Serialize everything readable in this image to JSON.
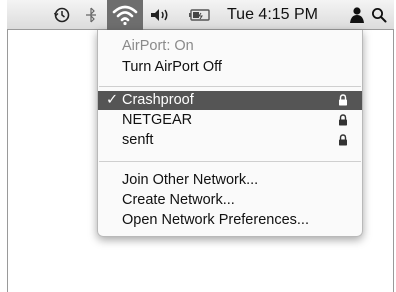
{
  "menubar": {
    "clock_label": "Tue 4:15 PM",
    "icons": [
      "time-machine-icon",
      "bluetooth-icon",
      "wifi-icon",
      "volume-icon",
      "battery-icon",
      "user-icon",
      "spotlight-search-icon"
    ]
  },
  "airport_menu": {
    "status": "AirPort: On",
    "toggle": "Turn AirPort Off",
    "networks": [
      {
        "check": "✓",
        "name": "Crashproof",
        "locked": true,
        "selected": true
      },
      {
        "name": "NETGEAR",
        "locked": true,
        "selected": false
      },
      {
        "name": "senft",
        "locked": true,
        "selected": false
      }
    ],
    "actions": {
      "join_other": "Join Other Network...",
      "create": "Create Network...",
      "open_prefs": "Open Network Preferences..."
    }
  },
  "colors": {
    "selection": "#555555",
    "menubar_highlight": "#6e6e6e",
    "disabled_text": "#8a8a8a"
  }
}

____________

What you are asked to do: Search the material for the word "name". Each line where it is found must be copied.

Task answer:
        "name": "Crashproof",
        "name": "NETGEAR",
        "name": "senft",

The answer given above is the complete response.